Other levels of inspections can identify chimney issues, but only level three inspections can get to the root cause. That’s because level three inspections typically involve some demolition or removal of walls, ceilings, masonry, or chimney caps. After exposing the interior chimney structures, your chimney inspector uses special tools to determine a repair method.
Contact a Reputable Company
Once you determine what chimney inspection level you need, it’s time to search for a local chimney company. Look for an established chimney inspector with plenty of good reviews from other building owners in your area. Depending on the company and inspection type you choose, you can expect to pay a few hundred dollars to check your chimney.
Schedule an Inspection To Know If Your Chimney Is Safe
It’s tempting to assume your fireplace is safe, but there’s only one way to know for sure: scheduling a fireplace and chimney inspection. For a few hundred dollars, you can prevent deadly carbon monoxide poisoning and chimney fires and, most importantly—protect your family.
If you’re looking for a chimney inspection company in St. Louis with decades of experience, turn to Approved Home Improvements. Our team has been serving the area since 1991, and our owner uses techniques passed down to him from two generations of expert masons.
Whether you need a basic crazy cheap chimney sweep for $119 or an in-depth level three inspection, our team can help. We thoroughly assess your chimney to find issues other companies miss and provide repairs that keep your home safe for years.
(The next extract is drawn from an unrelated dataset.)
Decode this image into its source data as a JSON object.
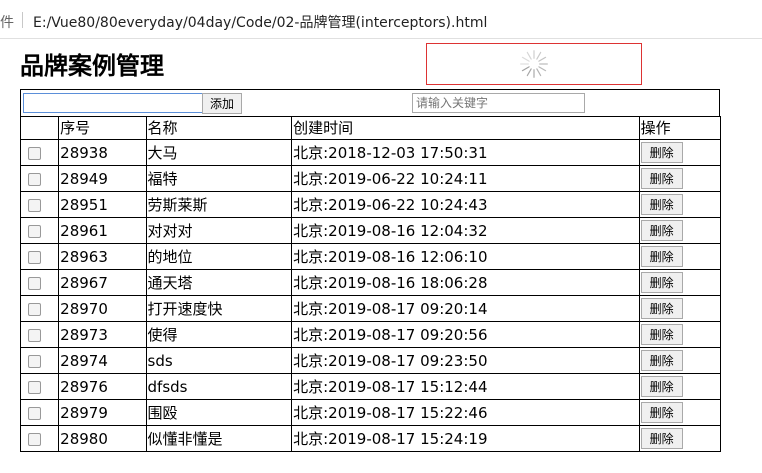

Get in touch today to schedule your fireplace and chimney inspection.